Component data from apps and pages
═══
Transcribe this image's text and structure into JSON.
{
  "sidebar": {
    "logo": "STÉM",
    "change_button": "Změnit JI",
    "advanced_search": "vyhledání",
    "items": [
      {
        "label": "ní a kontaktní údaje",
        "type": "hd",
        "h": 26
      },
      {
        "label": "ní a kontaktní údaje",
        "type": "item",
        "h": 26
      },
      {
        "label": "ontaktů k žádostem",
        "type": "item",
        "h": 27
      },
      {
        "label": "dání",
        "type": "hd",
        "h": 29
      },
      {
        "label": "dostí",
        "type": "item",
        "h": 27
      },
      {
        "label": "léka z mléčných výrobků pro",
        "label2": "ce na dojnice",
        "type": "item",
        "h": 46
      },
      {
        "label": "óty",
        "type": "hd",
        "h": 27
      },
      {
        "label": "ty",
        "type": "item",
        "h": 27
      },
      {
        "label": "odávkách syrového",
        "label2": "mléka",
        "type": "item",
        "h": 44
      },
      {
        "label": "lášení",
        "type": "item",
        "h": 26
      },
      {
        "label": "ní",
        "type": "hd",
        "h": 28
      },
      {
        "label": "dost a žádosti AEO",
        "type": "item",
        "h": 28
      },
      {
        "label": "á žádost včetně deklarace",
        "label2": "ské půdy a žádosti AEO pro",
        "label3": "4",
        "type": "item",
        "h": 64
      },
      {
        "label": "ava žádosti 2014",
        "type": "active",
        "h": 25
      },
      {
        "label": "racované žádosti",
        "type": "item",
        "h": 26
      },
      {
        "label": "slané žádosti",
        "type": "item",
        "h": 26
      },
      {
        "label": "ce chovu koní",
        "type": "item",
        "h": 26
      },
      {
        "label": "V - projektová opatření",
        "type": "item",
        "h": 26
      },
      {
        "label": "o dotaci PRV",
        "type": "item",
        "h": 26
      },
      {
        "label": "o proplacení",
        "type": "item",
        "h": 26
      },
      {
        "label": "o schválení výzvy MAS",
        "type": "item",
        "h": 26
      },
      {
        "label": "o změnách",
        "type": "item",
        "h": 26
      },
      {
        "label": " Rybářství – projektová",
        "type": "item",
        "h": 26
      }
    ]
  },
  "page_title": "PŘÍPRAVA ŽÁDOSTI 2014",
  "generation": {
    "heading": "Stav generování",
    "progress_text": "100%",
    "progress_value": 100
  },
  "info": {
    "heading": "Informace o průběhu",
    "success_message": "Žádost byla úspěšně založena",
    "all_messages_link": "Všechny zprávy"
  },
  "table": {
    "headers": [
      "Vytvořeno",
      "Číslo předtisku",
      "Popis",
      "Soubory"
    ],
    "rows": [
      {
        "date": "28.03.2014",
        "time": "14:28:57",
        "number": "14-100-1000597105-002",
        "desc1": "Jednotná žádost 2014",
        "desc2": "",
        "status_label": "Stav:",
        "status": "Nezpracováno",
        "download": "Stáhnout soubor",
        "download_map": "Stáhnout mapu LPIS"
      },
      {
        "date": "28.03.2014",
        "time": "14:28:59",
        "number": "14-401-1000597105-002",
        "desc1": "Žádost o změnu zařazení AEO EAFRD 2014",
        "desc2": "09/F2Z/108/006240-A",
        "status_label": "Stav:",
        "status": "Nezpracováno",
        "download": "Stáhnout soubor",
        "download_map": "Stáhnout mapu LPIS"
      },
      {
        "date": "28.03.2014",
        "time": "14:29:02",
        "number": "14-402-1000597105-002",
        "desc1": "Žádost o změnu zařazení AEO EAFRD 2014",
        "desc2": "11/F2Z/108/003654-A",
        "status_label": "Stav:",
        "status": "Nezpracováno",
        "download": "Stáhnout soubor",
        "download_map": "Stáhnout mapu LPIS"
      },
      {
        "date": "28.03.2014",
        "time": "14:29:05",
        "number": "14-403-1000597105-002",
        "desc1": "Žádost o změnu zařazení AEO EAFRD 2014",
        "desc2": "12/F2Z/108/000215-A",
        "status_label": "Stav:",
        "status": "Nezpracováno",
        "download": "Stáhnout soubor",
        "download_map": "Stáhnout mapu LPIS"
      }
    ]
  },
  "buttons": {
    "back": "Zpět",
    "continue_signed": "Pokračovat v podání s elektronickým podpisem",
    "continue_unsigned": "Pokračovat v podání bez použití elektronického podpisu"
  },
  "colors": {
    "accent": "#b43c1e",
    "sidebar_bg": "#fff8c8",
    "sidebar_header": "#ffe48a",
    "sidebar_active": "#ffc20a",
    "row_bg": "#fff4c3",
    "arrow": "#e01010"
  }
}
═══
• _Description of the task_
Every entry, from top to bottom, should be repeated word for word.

• _Answer_
Transcribe this image's text and structure into JSON.
{
  "sidebar": {
    "logo": "STÉM",
    "change_button": "Změnit JI",
    "advanced_search": "vyhledání",
    "items": [
      {
        "label": "ní a kontaktní údaje",
        "type": "hd",
        "h": 26
      },
      {
        "label": "ní a kontaktní údaje",
        "type": "item",
        "h": 26
      },
      {
        "label": "ontaktů k žádostem",
        "type": "item",
        "h": 27
      },
      {
        "label": "dání",
        "type": "hd",
        "h": 29
      },
      {
        "label": "dostí",
        "type": "item",
        "h": 27
      },
      {
        "label": "léka z mléčných výrobků pro",
        "label2": "ce na dojnice",
        "type": "item",
        "h": 46
      },
      {
        "label": "óty",
        "type": "hd",
        "h": 27
      },
      {
        "label": "ty",
        "type": "item",
        "h": 27
      },
      {
        "label": "odávkách syrového",
        "label2": "mléka",
        "type": "item",
        "h": 44
      },
      {
        "label": "lášení",
        "type": "item",
        "h": 26
      },
      {
        "label": "ní",
        "type": "hd",
        "h": 28
      },
      {
        "label": "dost a žádosti AEO",
        "type": "item",
        "h": 28
      },
      {
        "label": "á žádost včetně deklarace",
        "label2": "ské půdy a žádosti AEO pro",
        "label3": "4",
        "type": "item",
        "h": 64
      },
      {
        "label": "ava žádosti 2014",
        "type": "active",
        "h": 25
      },
      {
        "label": "racované žádosti",
        "type": "item",
        "h": 26
      },
      {
        "label": "slané žádosti",
        "type": "item",
        "h": 26
      },
      {
        "label": "ce chovu koní",
        "type": "item",
        "h": 26
      },
      {
        "label": "V - projektová opatření",
        "type": "item",
        "h": 26
      },
      {
        "label": "o dotaci PRV",
        "type": "item",
        "h": 26
      },
      {
        "label": "o proplacení",
        "type": "item",
        "h": 26
      },
      {
        "label": "o schválení výzvy MAS",
        "type": "item",
        "h": 26
      },
      {
        "label": "o změnách",
        "type": "item",
        "h": 26
      },
      {
        "label": " Rybářství – projektová",
        "type": "item",
        "h": 26
      }
    ]
  },
  "page_title": "PŘÍPRAVA ŽÁDOSTI 2014",
  "generation": {
    "heading": "Stav generování",
    "progress_text": "100%",
    "progress_value": 100
  },
  "info": {
    "heading": "Informace o průběhu",
    "success_message": "Žádost byla úspěšně založena",
    "all_messages_link": "Všechny zprávy"
  },
  "table": {
    "headers": [
      "Vytvořeno",
      "Číslo předtisku",
      "Popis",
      "Soubory"
    ],
    "rows": [
      {
        "date": "28.03.2014",
        "time": "14:28:57",
        "number": "14-100-1000597105-002",
        "desc1": "Jednotná žádost 2014",
        "desc2": "",
        "status_label": "Stav:",
        "status": "Nezpracováno",
        "download": "Stáhnout soubor",
        "download_map": "Stáhnout mapu LPIS"
      },
      {
        "date": "28.03.2014",
        "time": "14:28:59",
        "number": "14-401-1000597105-002",
        "desc1": "Žádost o změnu zařazení AEO EAFRD 2014",
        "desc2": "09/F2Z/108/006240-A",
        "status_label": "Stav:",
        "status": "Nezpracováno",
        "download": "Stáhnout soubor",
        "download_map": "Stáhnout mapu LPIS"
      },
      {
        "date": "28.03.2014",
        "time": "14:29:02",
        "number": "14-402-1000597105-002",
        "desc1": "Žádost o změnu zařazení AEO EAFRD 2014",
        "desc2": "11/F2Z/108/003654-A",
        "status_label": "Stav:",
        "status": "Nezpracováno",
        "download": "Stáhnout soubor",
        "download_map": "Stáhnout mapu LPIS"
      },
      {
        "date": "28.03.2014",
        "time": "14:29:05",
        "number": "14-403-1000597105-002",
        "desc1": "Žádost o změnu zařazení AEO EAFRD 2014",
        "desc2": "12/F2Z/108/000215-A",
        "status_label": "Stav:",
        "status": "Nezpracováno",
        "download": "Stáhnout soubor",
        "download_map": "Stáhnout mapu LPIS"
      }
    ]
  },
  "buttons": {
    "back": "Zpět",
    "continue_signed": "Pokračovat v podání s elektronickým podpisem",
    "continue_unsigned": "Pokračovat v podání bez použití elektronického podpisu"
  },
  "colors": {
    "accent": "#b43c1e",
    "sidebar_bg": "#fff8c8",
    "sidebar_header": "#ffe48a",
    "sidebar_active": "#ffc20a",
    "row_bg": "#fff4c3",
    "arrow": "#e01010"
  }
}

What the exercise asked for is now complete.